Top 10 SEO Predictions for 2013
If you’ve spent any time trying to promote a website or set up a company blog, you’re almost certainly aware of the inherently dynamic nature of SEO.
Many of the techniques that worked in the past – especially before Google’s fearsome Panda and Penguin updates – are either useless today, or their effects have been severely attenuated. Nonetheless, it’s a good thing that observation and research has enabled you to have some understanding of what Google wants from websites in order to endow them with a good ranking; and this means it’s possible to confidently predict trends in what the tech giant will do insofar as SEO is concerned in 2013 and beyond.
Working With the Search Engines Gets Harder
You know what that means. No more exchanging links with shoddy websites or content farms with legions of poorly-written articles. This year, you’ve got to focus on content-enhancing tactics for onsite optimization, and legitimate link-building methods for the offsite stuff. Without further ado, then, consider these 10 predictions for what Google wants in 2013:

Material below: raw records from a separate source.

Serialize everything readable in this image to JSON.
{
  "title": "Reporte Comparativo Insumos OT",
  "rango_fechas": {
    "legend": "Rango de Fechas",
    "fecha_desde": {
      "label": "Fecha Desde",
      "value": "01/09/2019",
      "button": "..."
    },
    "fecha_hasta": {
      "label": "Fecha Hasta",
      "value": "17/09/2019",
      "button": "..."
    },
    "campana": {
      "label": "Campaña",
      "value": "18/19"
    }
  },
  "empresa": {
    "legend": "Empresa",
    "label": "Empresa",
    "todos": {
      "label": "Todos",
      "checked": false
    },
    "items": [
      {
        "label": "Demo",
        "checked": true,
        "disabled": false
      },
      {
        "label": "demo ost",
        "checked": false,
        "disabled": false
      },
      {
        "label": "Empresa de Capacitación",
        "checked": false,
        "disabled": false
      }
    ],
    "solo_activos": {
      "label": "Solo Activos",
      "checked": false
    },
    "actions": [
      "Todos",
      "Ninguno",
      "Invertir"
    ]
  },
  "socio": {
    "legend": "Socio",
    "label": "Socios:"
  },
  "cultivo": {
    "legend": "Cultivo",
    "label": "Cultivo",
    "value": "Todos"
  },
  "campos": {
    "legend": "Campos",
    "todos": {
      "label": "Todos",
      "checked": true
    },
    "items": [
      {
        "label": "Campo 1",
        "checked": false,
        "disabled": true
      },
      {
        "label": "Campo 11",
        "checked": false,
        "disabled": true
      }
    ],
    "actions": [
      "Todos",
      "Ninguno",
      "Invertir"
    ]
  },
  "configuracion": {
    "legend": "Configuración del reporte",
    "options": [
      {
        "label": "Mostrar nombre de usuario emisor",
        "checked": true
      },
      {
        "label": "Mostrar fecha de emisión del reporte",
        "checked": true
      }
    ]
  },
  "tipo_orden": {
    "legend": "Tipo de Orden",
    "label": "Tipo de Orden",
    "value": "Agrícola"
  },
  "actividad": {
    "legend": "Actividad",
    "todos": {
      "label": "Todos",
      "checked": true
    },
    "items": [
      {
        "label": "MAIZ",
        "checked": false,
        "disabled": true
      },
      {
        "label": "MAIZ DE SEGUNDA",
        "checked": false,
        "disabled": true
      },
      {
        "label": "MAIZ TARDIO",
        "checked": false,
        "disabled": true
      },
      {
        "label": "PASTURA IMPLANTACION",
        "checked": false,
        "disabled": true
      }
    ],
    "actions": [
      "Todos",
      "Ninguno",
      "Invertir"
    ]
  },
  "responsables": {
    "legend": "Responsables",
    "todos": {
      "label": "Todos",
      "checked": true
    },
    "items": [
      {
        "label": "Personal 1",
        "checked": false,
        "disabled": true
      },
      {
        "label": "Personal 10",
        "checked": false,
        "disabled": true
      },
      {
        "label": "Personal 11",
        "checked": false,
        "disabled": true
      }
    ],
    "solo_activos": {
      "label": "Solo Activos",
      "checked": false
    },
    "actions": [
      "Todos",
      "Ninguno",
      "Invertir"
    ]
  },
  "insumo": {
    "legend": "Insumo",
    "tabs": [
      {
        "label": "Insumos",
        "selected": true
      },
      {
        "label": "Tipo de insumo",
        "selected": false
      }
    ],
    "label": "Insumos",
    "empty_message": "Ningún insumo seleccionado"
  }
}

1. Content will be more important than ever before. Content was always King; this year it might be Emperor. Whatever changes Google makes to continue adding versions to Panda/Penguin, they will seek to do an even better job of weeding out spun content and poorly-written blog posts.
2. The importance of pictures and video, in the form of video marketing, photo sites like Instagram, Pinterest and Etsy, will supersede everything other than content. People gravitate towards images even more than text; using both together expertly and engagingly will do wonders for your site this year – and in the years to come.
3. Blog commenting might take a dip in relevance this year; it is an even bigger source of spam and robotic manipulation (think spinning) than even article marketing. Instead of awarding links just based on the presence of a comment backlink, Google’s algorithm may gauge by how many click-throughs the hyperlinked website receives from human readers. Work on quality over quantity in your link building strategies.
4. Content marketing will continue to grow in the positive effect it has on your website. You can almost look at this as “foundational SEO”; everything else you do get your website out there hinges on the content you have for the traffic to interact with once they get there. If your content is lacking, you won’t capture leads.
5. Internal linking has always had a place in Google’s algorithm; this year, it will capture an even greater share. In a sense, this is a natural result of content marketing – the more pages you have on your website, the more hyperlinks connecting internal content should result. It presents a coherent whole to your impending audience; giving them a map of your entire site.
6. The webmasters with the foresight and know-how to incorporate the mobile revolution into every piece of content on their site will reap big dividends in 2013. Just think: the latest metrics have shown that desktop and laptop computer sales have suffered hugely because everyone is buying tablets and smartphones instead. Optimizing your content for reception on these devices will give you a leg up on everyone else in your niche – and they may not be able to catch up.
7. Getting a spot on the ever-shrinking real-estate of the top blogs in your niche will be more important, as Google focuses more on quality than quantity. Both quality and quantity have always been important, but quantity is about to take a seat in the trunk. Just a handful of backlinks from authority sites will outperform a stable of mediocre links.
8. Google will analyze the time-on-page factor more than ever before, and from different IP Classes. It will be difficult to artificially manipulate this for most webmasters, and it’s a great way to tell how traffic likes the content its seeing.
9. Backlink portfolio will become even more important than it already is – which means you’d do well to have multiple forms of relevant techniques for getting your links.
10. And last but not least: content resonance. How well does your content resonate across multiple niches? Are minutely-related niches picking up your stuff? If so, Google will surely smile down upon you.